── EXERCISE DATA ──
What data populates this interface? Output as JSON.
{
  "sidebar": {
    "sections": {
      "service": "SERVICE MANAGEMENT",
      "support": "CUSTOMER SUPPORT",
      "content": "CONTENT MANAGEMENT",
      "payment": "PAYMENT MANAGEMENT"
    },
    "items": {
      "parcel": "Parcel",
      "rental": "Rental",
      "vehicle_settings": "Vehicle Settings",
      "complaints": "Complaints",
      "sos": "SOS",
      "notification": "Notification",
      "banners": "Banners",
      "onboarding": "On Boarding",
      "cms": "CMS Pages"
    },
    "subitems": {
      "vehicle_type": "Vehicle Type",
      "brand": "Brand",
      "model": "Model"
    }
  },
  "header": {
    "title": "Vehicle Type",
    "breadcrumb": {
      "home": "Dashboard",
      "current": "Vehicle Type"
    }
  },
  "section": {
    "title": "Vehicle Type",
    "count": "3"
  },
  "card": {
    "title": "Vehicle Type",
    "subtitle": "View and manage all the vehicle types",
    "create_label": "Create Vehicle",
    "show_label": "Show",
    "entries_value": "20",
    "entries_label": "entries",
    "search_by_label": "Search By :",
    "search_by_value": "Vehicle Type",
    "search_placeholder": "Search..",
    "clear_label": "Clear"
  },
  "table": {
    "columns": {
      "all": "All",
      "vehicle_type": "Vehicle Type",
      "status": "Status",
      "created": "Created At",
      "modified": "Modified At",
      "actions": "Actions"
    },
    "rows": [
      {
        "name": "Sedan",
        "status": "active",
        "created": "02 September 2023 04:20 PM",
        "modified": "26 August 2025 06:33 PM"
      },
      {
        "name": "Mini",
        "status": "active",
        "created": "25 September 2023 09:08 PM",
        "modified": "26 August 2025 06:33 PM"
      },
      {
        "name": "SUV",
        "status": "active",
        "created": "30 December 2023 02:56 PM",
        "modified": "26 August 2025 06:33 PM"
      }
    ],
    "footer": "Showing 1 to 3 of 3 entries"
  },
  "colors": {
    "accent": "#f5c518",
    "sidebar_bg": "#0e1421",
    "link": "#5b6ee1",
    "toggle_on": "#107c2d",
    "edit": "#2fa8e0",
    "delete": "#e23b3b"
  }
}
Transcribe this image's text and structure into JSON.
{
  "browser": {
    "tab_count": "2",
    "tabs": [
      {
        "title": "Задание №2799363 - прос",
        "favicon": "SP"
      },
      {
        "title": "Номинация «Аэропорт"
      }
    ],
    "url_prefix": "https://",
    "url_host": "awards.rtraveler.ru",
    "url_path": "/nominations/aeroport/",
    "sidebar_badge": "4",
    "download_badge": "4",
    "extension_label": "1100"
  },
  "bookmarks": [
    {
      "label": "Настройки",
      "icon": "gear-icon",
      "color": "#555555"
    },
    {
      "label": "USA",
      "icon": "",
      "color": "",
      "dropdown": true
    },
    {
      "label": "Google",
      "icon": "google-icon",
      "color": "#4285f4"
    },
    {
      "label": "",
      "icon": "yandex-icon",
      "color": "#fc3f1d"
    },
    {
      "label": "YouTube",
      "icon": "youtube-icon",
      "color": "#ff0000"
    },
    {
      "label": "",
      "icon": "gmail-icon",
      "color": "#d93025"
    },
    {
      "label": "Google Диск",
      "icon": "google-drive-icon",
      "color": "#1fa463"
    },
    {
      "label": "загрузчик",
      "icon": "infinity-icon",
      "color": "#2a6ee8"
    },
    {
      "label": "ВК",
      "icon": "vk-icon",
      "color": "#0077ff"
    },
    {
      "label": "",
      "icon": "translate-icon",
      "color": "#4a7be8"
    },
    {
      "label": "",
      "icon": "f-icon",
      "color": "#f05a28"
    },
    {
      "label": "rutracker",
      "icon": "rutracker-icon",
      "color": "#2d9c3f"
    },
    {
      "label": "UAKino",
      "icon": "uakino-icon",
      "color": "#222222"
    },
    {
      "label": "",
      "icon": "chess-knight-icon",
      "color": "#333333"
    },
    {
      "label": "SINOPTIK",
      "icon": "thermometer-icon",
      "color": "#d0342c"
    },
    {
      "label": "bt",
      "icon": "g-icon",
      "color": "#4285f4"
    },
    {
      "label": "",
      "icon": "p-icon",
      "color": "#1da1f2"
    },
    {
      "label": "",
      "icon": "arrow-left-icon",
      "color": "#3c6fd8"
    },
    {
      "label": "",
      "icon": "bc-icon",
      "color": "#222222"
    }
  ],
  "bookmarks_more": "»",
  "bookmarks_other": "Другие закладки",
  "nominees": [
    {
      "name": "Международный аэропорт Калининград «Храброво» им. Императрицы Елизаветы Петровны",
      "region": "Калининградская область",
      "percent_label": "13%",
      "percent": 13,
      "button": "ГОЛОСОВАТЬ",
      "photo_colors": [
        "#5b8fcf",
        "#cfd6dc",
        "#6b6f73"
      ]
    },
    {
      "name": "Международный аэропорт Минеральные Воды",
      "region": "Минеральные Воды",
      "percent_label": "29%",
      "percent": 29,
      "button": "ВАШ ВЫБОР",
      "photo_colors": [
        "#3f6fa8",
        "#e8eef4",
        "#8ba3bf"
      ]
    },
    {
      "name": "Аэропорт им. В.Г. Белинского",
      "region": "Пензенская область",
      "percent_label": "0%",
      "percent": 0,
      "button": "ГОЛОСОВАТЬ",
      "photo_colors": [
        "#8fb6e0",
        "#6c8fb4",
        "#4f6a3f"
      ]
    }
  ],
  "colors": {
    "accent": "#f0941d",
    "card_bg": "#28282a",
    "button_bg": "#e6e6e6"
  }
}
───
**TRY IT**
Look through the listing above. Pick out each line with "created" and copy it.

**SOLUTION TO THE PROBLEM**
      "created": "Created At",
        "created": "02 September 2023 04:20 PM",
        "created": "25 September 2023 09:08 PM",
        "created": "30 December 2023 02:56 PM",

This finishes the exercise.